CANDELS, the Cosmic Assembly Near-infrared Deep Extragalactic Legacy Survey, is the largest project in the history of the Hubble Space Telescope, with 902 assigned orbits (about two months) of observing time.
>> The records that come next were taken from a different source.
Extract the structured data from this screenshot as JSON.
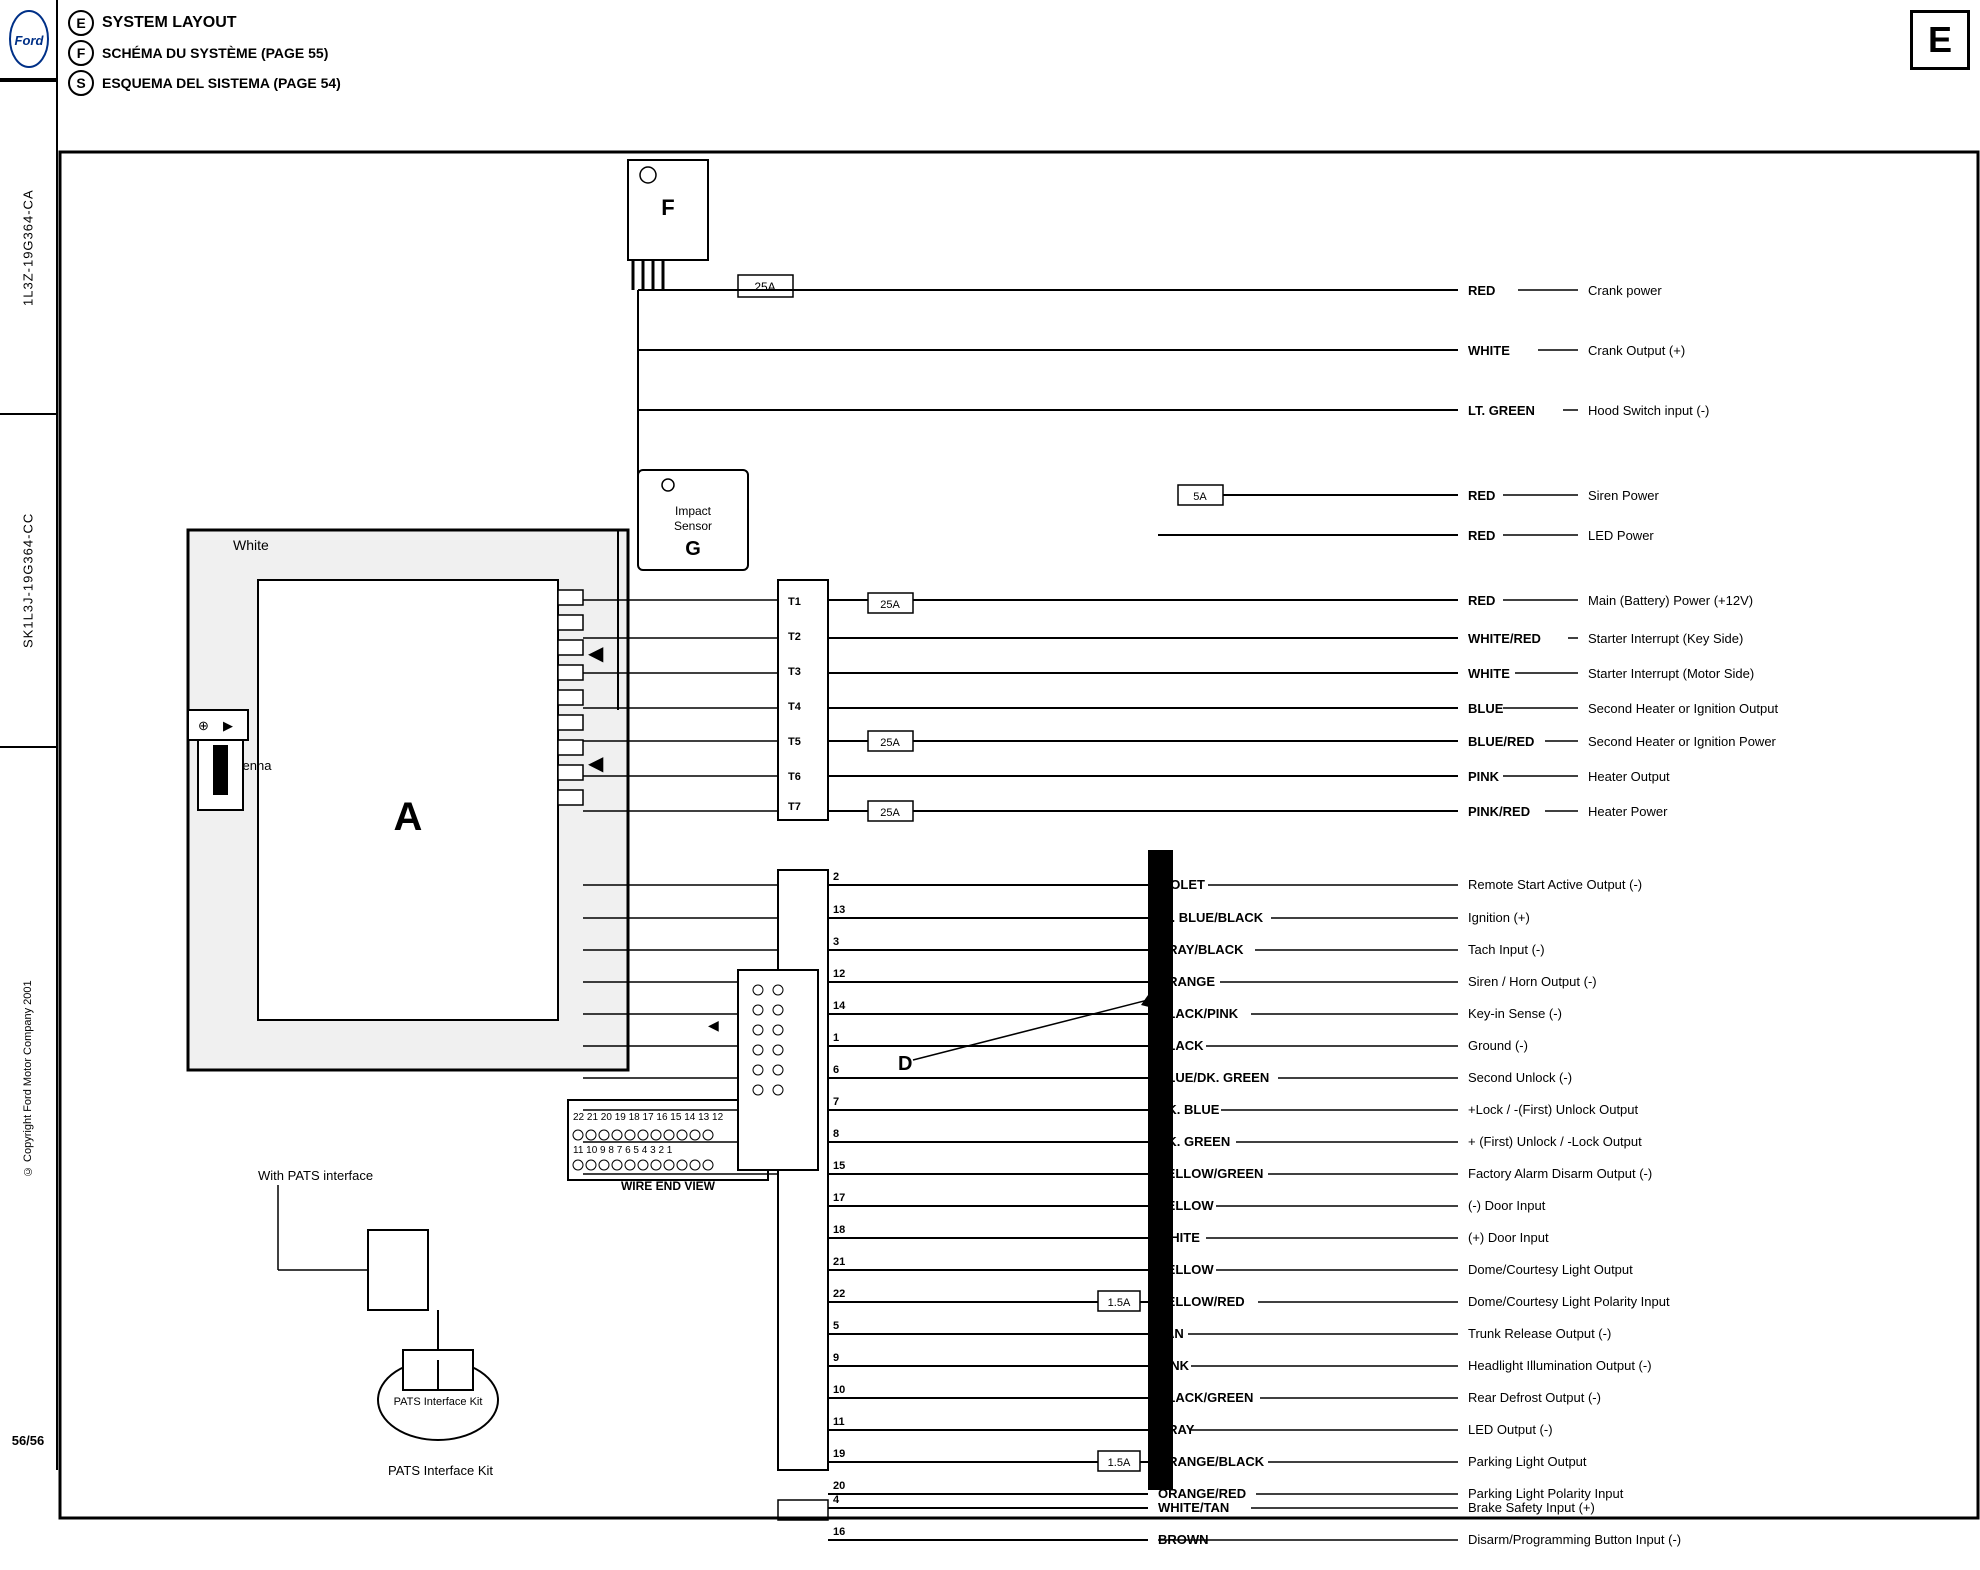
{
  "sidebar": {
    "logo_text": "Ford",
    "code1": "1L3Z-19G364-CA",
    "code2": "SK1L3J-19G364-CC",
    "copyright": "© Copyright Ford Motor Company 2001",
    "page": "56/56"
  },
  "header": {
    "lines": [
      {
        "circle": "E",
        "text": "SYSTEM LAYOUT"
      },
      {
        "circle": "F",
        "text": "SCHÉMA DU SYSTÈME (PAGE 55)"
      },
      {
        "circle": "S",
        "text": "ESQUEMA DEL SISTEMA (PAGE 54)"
      }
    ]
  },
  "badge": "E",
  "connectors": {
    "A": "A",
    "D": "D",
    "F": "F",
    "G": "G"
  },
  "labels": {
    "white": "White",
    "antenna": "Antenna",
    "with_pats": "With PATS interface",
    "pats_kit": "PATS Interface Kit",
    "wire_end_view": "WIRE END VIEW",
    "impact_sensor": "Impact\nSensor"
  },
  "wires_top": [
    {
      "color": "RED",
      "desc": "Crank power"
    },
    {
      "color": "WHITE",
      "desc": "Crank Output (+)"
    },
    {
      "color": "LT. GREEN",
      "desc": "Hood Switch input (-)"
    }
  ],
  "wires_siren": [
    {
      "color": "RED",
      "desc": "Siren Power",
      "fuse": "5A"
    },
    {
      "color": "RED",
      "desc": "LED Power"
    }
  ],
  "wires_main": [
    {
      "pin": "T1",
      "color": "RED",
      "desc": "Main (Battery) Power (+12V)",
      "fuse": "25A"
    },
    {
      "pin": "T2",
      "color": "WHITE/RED",
      "desc": "Starter Interrupt (Key Side)"
    },
    {
      "pin": "T3",
      "color": "WHITE",
      "desc": "Starter Interrupt (Motor Side)"
    },
    {
      "pin": "T4",
      "color": "BLUE",
      "desc": "Second Heater or Ignition Output"
    },
    {
      "pin": "T5",
      "color": "BLUE/RED",
      "desc": "Second Heater or Ignition Power",
      "fuse": "25A"
    },
    {
      "pin": "T6",
      "color": "PINK",
      "desc": "Heater Output"
    },
    {
      "pin": "T7",
      "color": "PINK/RED",
      "desc": "Heater Power",
      "fuse": "25A"
    }
  ],
  "wires_connector": [
    {
      "pin": "2",
      "color": "VIOLET",
      "desc": "Remote Start Active Output (-)"
    },
    {
      "pin": "13",
      "color": "LT. BLUE/BLACK",
      "desc": "Ignition (+)"
    },
    {
      "pin": "3",
      "color": "GRAY/BLACK",
      "desc": "Tach Input (-)"
    },
    {
      "pin": "12",
      "color": "ORANGE",
      "desc": "Siren / Horn Output (-)"
    },
    {
      "pin": "14",
      "color": "BLACK/PINK",
      "desc": "Key-in Sense (-)"
    },
    {
      "pin": "1",
      "color": "BLACK",
      "desc": "Ground (-)"
    },
    {
      "pin": "6",
      "color": "BLUE/DK. GREEN",
      "desc": "Second Unlock (-)"
    },
    {
      "pin": "7",
      "color": "DK. BLUE",
      "desc": "+Lock / -(First) Unlock Output"
    },
    {
      "pin": "8",
      "color": "DK. GREEN",
      "desc": "+ (First) Unlock / -Lock Output"
    },
    {
      "pin": "15",
      "color": "YELLOW/GREEN",
      "desc": "Factory Alarm Disarm Output (-)"
    },
    {
      "pin": "17",
      "color": "YELLOW",
      "desc": "(-) Door Input"
    },
    {
      "pin": "18",
      "color": "WHITE",
      "desc": "(+) Door Input"
    },
    {
      "pin": "21",
      "color": "YELLOW",
      "desc": "Dome/Courtesy Light Output"
    },
    {
      "pin": "22",
      "color": "YELLOW/RED",
      "desc": "Dome/Courtesy Light Polarity Input",
      "fuse": "1.5A"
    },
    {
      "pin": "5",
      "color": "TAN",
      "desc": "Trunk Release Output (-)"
    },
    {
      "pin": "9",
      "color": "PINK",
      "desc": "Headlight Illumination Output (-)"
    },
    {
      "pin": "10",
      "color": "BLACK/GREEN",
      "desc": "Rear Defrost Output (-)"
    },
    {
      "pin": "11",
      "color": "GRAY",
      "desc": "LED Output (-)"
    },
    {
      "pin": "19",
      "color": "ORANGE/BLACK",
      "desc": "Parking Light Output",
      "fuse": "1.5A"
    },
    {
      "pin": "20",
      "color": "ORANGE/RED",
      "desc": "Parking Light Polarity Input"
    },
    {
      "pin": "4",
      "color": "WHITE/TAN",
      "desc": "Brake Safety Input (+)"
    },
    {
      "pin": "16",
      "color": "BROWN",
      "desc": "Disarm/Programming Button Input (-)"
    }
  ],
  "wire_end_numbers_row1": [
    22,
    21,
    20,
    19,
    18,
    17,
    16,
    15,
    14,
    13,
    12
  ],
  "wire_end_numbers_row2": [
    11,
    10,
    9,
    8,
    7,
    6,
    5,
    4,
    3,
    2,
    1
  ]
}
It was carried out between 2010 and 2013 with two cameras on board Hubble – WFC3 and ACS – and aims to explore galactic evolution in the early Universe, and the very first seeds of cosmic structure at less than one billion years after the Big Bang.[2]

Science goals[edit]

The Cosmic Assembly Near-IR Deep Extragalactic Legacy Survey is designed to document the first third of galactic evolution – on the redshifts from 8 to 1.5 – via deep imaging of more than 250,000 galaxies.
Another goal is to find the first Type Ia SNe beyond z > 1.5 and establish their accuracy as standard candles for cosmology.
Plus some "daytime" UVIS exposures in GOODS-N to exploit the CVZ opportunity in that field.[3]

Facility and instruments[edit]

CANDELS' main instrument is the Wide Field Camera 3, a near-infrared camera, installed on Hubble in May 2009. WFC3 works in pair with the visible-light Advanced Camera for Surveys, which together gives unprecedented panchromatic coverage of galaxies from optical wavelengths to the near-IR.[4]


External links[edit]